Exports to that large Far East market were $38.4 million January through June, according to the Wine Institute. That's a fraction of the $708 million in U.S. wine shipped worldwide during that period, but growth in the emerging market was stronger than the 2.7 percent rise in global value for the period.

But export volume to China was slower in the first half, up 1.04 percent, totaling 804,551 9-liter standard cases. Worldwide volume during that time was up 1.7 percent, to 21.3 million 9-liter standard cases.

Total U.S. wine exports to China for all of last year were $78.7 million, down 3.45 percent from 2016, and amounted to 1.65 million cases, off by 4.51 percent. China, including Hong Kong, was the third-largest market for U.S. wine exports last year by value and volume, after the European Union and Canada.

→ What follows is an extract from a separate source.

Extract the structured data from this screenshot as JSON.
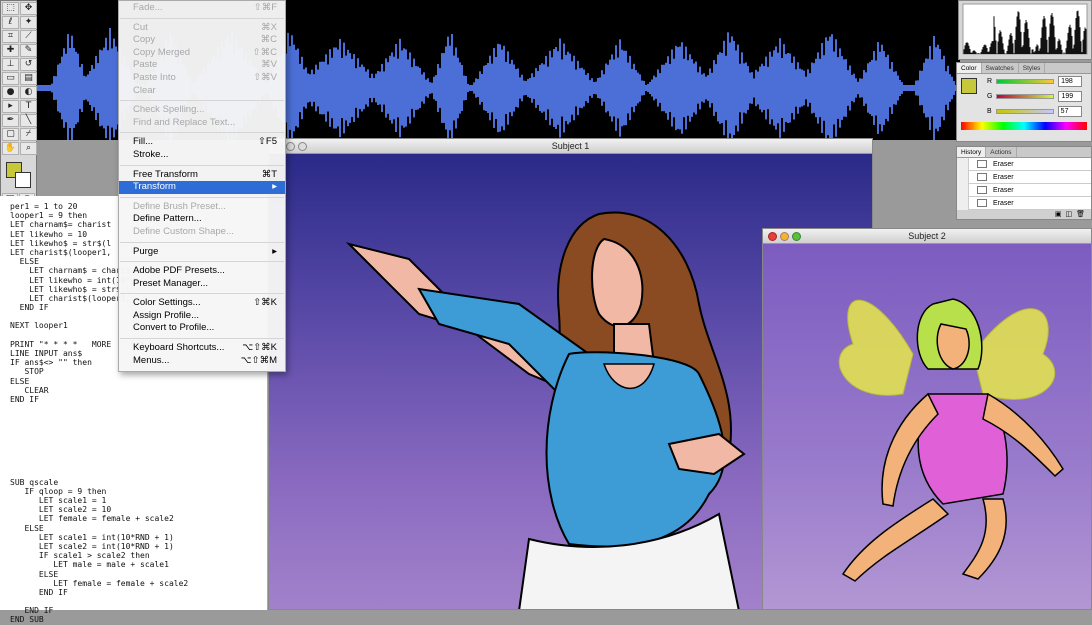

“While increased tariffs are challenging, Chinese consumers are clearly attracted to California wines and appreciate the high quality and great diversity of wines from the Golden State,” said Linsey Gallagher, vice president of international marketing, in a statement.

China and the U.S. have been turning up the heat on their trade relationship, the institute noted. China threatened to impose an additional 25 percent retaliatory tariff on U.S. wine exports on Aug. 3 in response to a U.S. proposal to increase tariffs on imports of Chinese goods related to intellectual property.

The proposed tariff on bottled wine would be added to the 15 percent retaliatory tariff for U.S. government actions on Chinese steel and aluminum imports enacted in April.

Bulk-wine imports would face an additional 10 percent tariff. The retaliatory tariffs could go into effect if the U.S. places additional tariffs on Chinese goods entering the U.S. market.

About 90 percent of U.S. exports to China come from California, according to the organization.

The group touted its California Wine Export Program activities in China:

* California Wines educational master classes in several second- and third-tier markets.

* Greater China Vintner Tour in October, with stops in Hong Kong, Macau, Guangzhou, Shanghai, Chengdu, Wuhan, Taipei and Tokyo.

* A "strong presence" at the ProWine China trade show in Shanghai Nov. 13-15 and at the Tang Jia Hui Trade Show in Chengdu early next year, March 26-28.